* **What you have to do**:
Please write out all the data that follows exactly, without the pictures.

* **Records excerpted from a collection**:

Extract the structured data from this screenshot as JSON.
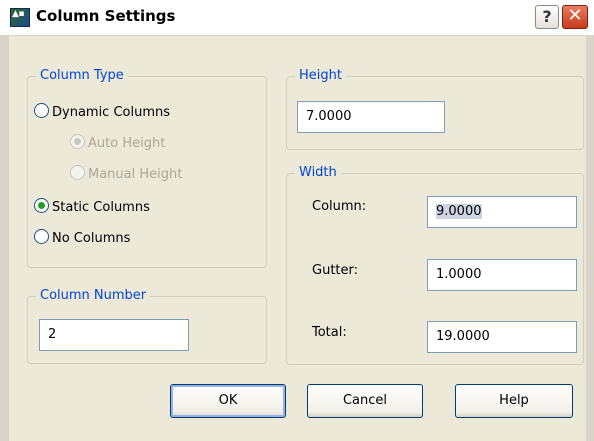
{
  "window": {
    "title": "Column Settings",
    "help_button": "?",
    "close_button": "✕",
    "icon_text": "▲▪"
  },
  "column_type": {
    "legend": "Column Type",
    "options": [
      {
        "label": "Dynamic Columns",
        "checked": false,
        "enabled": true
      },
      {
        "label": "Auto Height",
        "checked": true,
        "enabled": false
      },
      {
        "label": "Manual Height",
        "checked": false,
        "enabled": false
      },
      {
        "label": "Static Columns",
        "checked": true,
        "enabled": true
      },
      {
        "label": "No Columns",
        "checked": false,
        "enabled": true
      }
    ]
  },
  "column_number": {
    "legend": "Column Number",
    "value": "2"
  },
  "height": {
    "legend": "Height",
    "value": "7.0000"
  },
  "width": {
    "legend": "Width",
    "column_label": "Column:",
    "column_value": "9.0000",
    "gutter_label": "Gutter:",
    "gutter_value": "1.0000",
    "total_label": "Total:",
    "total_value": "19.0000"
  },
  "buttons": {
    "ok": "OK",
    "cancel": "Cancel",
    "help": "Help"
  },
  "colors": {
    "legend_text": "#0046d5",
    "dialog_face": "#ece9d8",
    "radio_check": "#21a121"
  }
}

* **Task answer**:
Extract the structured data from this screenshot as JSON.
{
  "window": {
    "title": "Column Settings",
    "help_button": "?",
    "close_button": "✕",
    "icon_text": "▲▪"
  },
  "column_type": {
    "legend": "Column Type",
    "options": [
      {
        "label": "Dynamic Columns",
        "checked": false,
        "enabled": true
      },
      {
        "label": "Auto Height",
        "checked": true,
        "enabled": false
      },
      {
        "label": "Manual Height",
        "checked": false,
        "enabled": false
      },
      {
        "label": "Static Columns",
        "checked": true,
        "enabled": true
      },
      {
        "label": "No Columns",
        "checked": false,
        "enabled": true
      }
    ]
  },
  "column_number": {
    "legend": "Column Number",
    "value": "2"
  },
  "height": {
    "legend": "Height",
    "value": "7.0000"
  },
  "width": {
    "legend": "Width",
    "column_label": "Column:",
    "column_value": "9.0000",
    "gutter_label": "Gutter:",
    "gutter_value": "1.0000",
    "total_label": "Total:",
    "total_value": "19.0000"
  },
  "buttons": {
    "ok": "OK",
    "cancel": "Cancel",
    "help": "Help"
  },
  "colors": {
    "legend_text": "#0046d5",
    "dialog_face": "#ece9d8",
    "radio_check": "#21a121"
  }
}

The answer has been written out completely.